- Sunday, February 1: Leo's Pick: The Pyramat PM300
- Monday, February 2: Leo's Pick: There
- Tuesday, February 3: The All Seeing Eye
- Wednesday, February 4: Trick Out Game Boy and Game Boy Advance
- Thursday, February 5: Play Video Formats on Your Mac
- Friday, February 6: Which Console Should You Get?
- Saturday, February 7: Twisted List: Video Games
- Sunday, February 8: Goodies That Won't Break the Budget
- Monday, February 9: How to Cheat at Solitaire
- Tuesday, February 10: Classic Arcade Gaming
- Wednesday, February 11: Games for the Graphically Challenged
- Thursday, February 12: Twisted List: Alien Games
- Friday, February 13: Ultimate Gaming Machine 6.0
- Saturday, February 14: UGM 6.0: Benchmarks
- Sunday, February 15: Twisted List: Top Five Free Arcade Games
- Monday, February 16: Sub-$500 Gaming PC
- Tuesday, February 17: Small-Time Gaming with Linux
- Wednesday, February 18: Help Yourself: Game Peripherals
- Thursday, February 19: NVidia GeForce Chips Explained
- Friday, February 20: Wil Wheaton's Favorite Games
- Saturday, February 21: Are Emulators Legal?
- Sunday, February 22: Warcraft III Strategies and Tips
- Monday, February 23: Twisted List: Dinosaur Games
- Tuesday, February 24: My Cheating Heart
- Wednesday, February 25: The Commodore 64 Is Alive
- Thursday, February 26: The Commodore 64 Is Alive (continued)
- Friday, February 27: Hot Wheels
- Saturday, February 28: Patrick's Favorite Free Games
- Sunday, February 29: Xbox Mod Chips
Monday, February 9: How to Cheat at Solitaire
We all like to win, but why do we bother when we're competing against ourselves? Man's battle against himself is the noblest form of competition, but it's often debased by our wish for the easy victory. We must ask if it is human nature that makes us revel in this self-deception. We must ask if we merely crave some visceral satisfaction that comes from achieving even a conspicuously empty victory. The moral questions involved, however, are yours alone to answer. I merely give you the tools you need to cheat at Solitaire.
Open Solitaire. Go to Game and then Options, and choose to draw three cards.
Any time during gameplay, if you hold down Ctrl+Alt+Shift while you click the deck, you will draw one card rather than three. High scores will be yours every time!
When you get stuck in Freecell, hold down Ctrl+Shift+F10.

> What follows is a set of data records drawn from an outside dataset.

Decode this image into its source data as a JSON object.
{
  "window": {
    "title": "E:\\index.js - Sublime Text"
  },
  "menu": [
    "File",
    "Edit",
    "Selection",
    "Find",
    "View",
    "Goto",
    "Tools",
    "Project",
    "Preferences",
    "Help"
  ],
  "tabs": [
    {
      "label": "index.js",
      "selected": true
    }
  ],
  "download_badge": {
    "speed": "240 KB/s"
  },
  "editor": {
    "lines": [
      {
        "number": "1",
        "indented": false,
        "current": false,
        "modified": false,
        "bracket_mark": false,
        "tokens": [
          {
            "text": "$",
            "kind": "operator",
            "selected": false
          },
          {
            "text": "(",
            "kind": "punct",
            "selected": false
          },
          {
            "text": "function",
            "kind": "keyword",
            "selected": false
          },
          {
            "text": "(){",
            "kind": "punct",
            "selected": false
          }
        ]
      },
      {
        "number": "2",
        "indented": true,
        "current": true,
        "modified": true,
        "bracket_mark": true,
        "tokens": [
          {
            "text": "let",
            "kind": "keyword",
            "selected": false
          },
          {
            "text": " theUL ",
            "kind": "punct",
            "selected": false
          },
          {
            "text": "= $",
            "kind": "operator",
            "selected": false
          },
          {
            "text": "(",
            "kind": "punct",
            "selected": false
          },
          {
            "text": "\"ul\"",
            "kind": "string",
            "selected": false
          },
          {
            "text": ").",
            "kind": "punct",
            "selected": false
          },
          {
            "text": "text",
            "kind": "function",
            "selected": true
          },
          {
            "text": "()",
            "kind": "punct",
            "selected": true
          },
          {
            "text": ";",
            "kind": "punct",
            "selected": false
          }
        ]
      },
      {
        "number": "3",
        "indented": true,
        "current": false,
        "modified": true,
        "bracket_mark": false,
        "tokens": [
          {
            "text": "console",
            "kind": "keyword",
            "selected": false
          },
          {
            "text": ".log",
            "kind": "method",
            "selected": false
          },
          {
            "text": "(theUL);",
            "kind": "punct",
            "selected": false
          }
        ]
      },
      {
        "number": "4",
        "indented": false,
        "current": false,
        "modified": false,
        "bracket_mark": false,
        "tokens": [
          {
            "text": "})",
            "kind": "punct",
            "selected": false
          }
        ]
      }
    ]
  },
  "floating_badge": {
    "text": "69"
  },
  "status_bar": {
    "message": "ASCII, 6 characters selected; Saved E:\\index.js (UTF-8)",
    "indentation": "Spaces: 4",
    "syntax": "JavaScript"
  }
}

When the user-friendly interface appears, choose Abort.
Make any move, and you will automatically win the game!
Bonus: Freecell includes some hidden games. Press F3 or choose Select Game from the Game menu; where it asks you to select a game number between 1 and 32,000, enter 1 or 2. You get two strange new Freecell games to play.
Site of the Day: 3D Tetris
The classic puzzle game enters a new dimension of fun. (http://www.andre-michelle.com/old_studies/tetris3d.htm).
Do Video Games Fry the Brain or Sharpen the Senses?
Ever since kids started pumping millions of quarters into Space Invaders stand-up arcade games in the 1970s, worried parents and pundits speculated on whether electronic games were going to turn their brains into action-addicted sludge.
Surprisingly, many have claimed that video games are beneficial to players' brains. Dr. Margaret Chotton suggested in the now out-of-print Computer Addiction? that video games increase a player's manual dexterity and hand-eye coordination, and speed up the activity of neural pathways.
So when you or someone you know sits down to play a video game, what do you think is the main effect? Do you believe that brain cells are being challenged and enhanced, or simply being boggled and blasted into stupor?
Do video games fry the brain or sharpen the senses?
Fry the brain 18%
Sharpen the senses 82%